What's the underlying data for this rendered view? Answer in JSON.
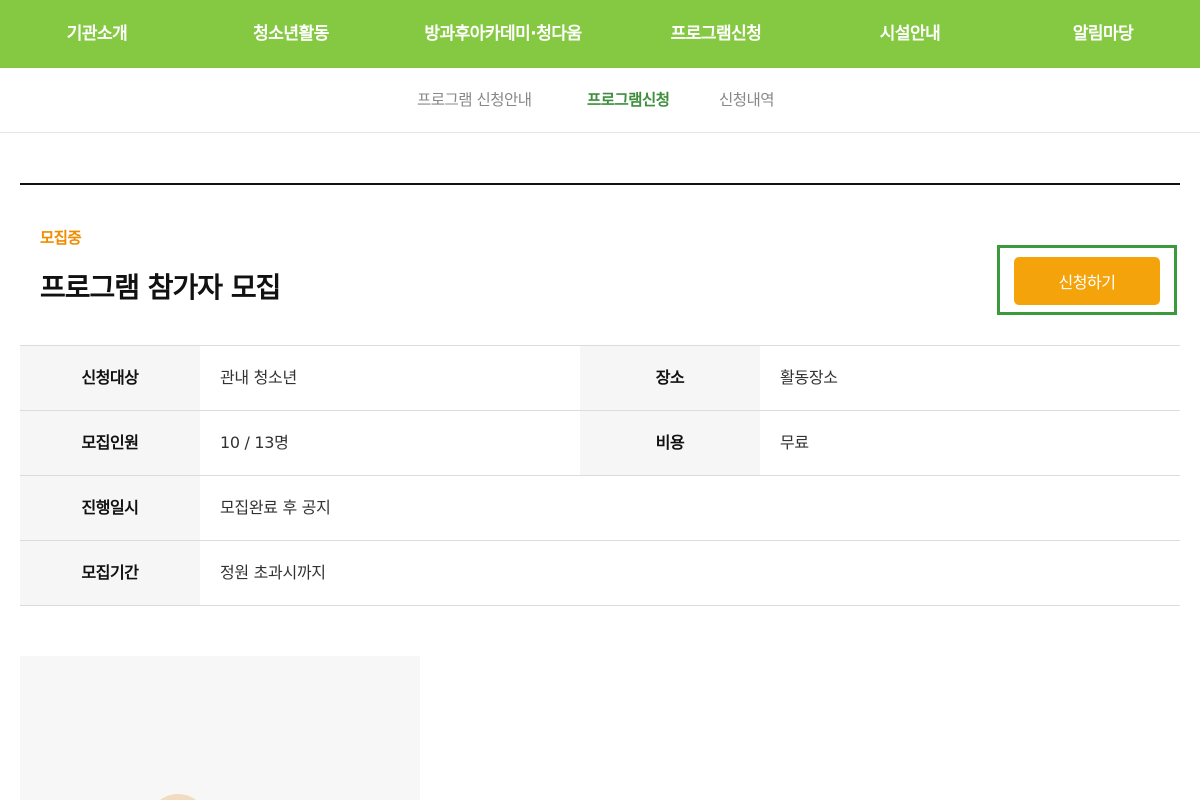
{
  "topnav": {
    "items": [
      {
        "label": "기관소개"
      },
      {
        "label": "청소년활동"
      },
      {
        "label": "방과후아카데미·청다움"
      },
      {
        "label": "프로그램신청"
      },
      {
        "label": "시설안내"
      },
      {
        "label": "알림마당"
      }
    ]
  },
  "subnav": {
    "items": [
      {
        "label": "프로그램 신청안내",
        "active": false
      },
      {
        "label": "프로그램신청",
        "active": true
      },
      {
        "label": "신청내역",
        "active": false
      }
    ]
  },
  "program": {
    "status": "모집중",
    "title": "프로그램 참가자 모집",
    "apply_label": "신청하기"
  },
  "info": {
    "rows": [
      {
        "label": "신청대상",
        "value": "관내 청소년",
        "label2": "장소",
        "value2": "활동장소"
      },
      {
        "label": "모집인원",
        "value": "10 / 13명",
        "label2": "비용",
        "value2": "무료"
      },
      {
        "label": "진행일시",
        "value": "모집완료 후 공지"
      },
      {
        "label": "모집기간",
        "value": "정원 초과시까지"
      }
    ]
  },
  "colors": {
    "nav_bg": "#85c841",
    "active_tab": "#3e8e3e",
    "status": "#f08c00",
    "apply_button": "#f5a30b",
    "highlight_frame": "#3b9a3b"
  }
}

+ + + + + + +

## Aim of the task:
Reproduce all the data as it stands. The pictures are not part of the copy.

## Task answer:
What's the underlying data for this rendered view? Answer in JSON.
{
  "topnav": {
    "items": [
      {
        "label": "기관소개"
      },
      {
        "label": "청소년활동"
      },
      {
        "label": "방과후아카데미·청다움"
      },
      {
        "label": "프로그램신청"
      },
      {
        "label": "시설안내"
      },
      {
        "label": "알림마당"
      }
    ]
  },
  "subnav": {
    "items": [
      {
        "label": "프로그램 신청안내",
        "active": false
      },
      {
        "label": "프로그램신청",
        "active": true
      },
      {
        "label": "신청내역",
        "active": false
      }
    ]
  },
  "program": {
    "status": "모집중",
    "title": "프로그램 참가자 모집",
    "apply_label": "신청하기"
  },
  "info": {
    "rows": [
      {
        "label": "신청대상",
        "value": "관내 청소년",
        "label2": "장소",
        "value2": "활동장소"
      },
      {
        "label": "모집인원",
        "value": "10 / 13명",
        "label2": "비용",
        "value2": "무료"
      },
      {
        "label": "진행일시",
        "value": "모집완료 후 공지"
      },
      {
        "label": "모집기간",
        "value": "정원 초과시까지"
      }
    ]
  },
  "colors": {
    "nav_bg": "#85c841",
    "active_tab": "#3e8e3e",
    "status": "#f08c00",
    "apply_button": "#f5a30b",
    "highlight_frame": "#3b9a3b"
  }
}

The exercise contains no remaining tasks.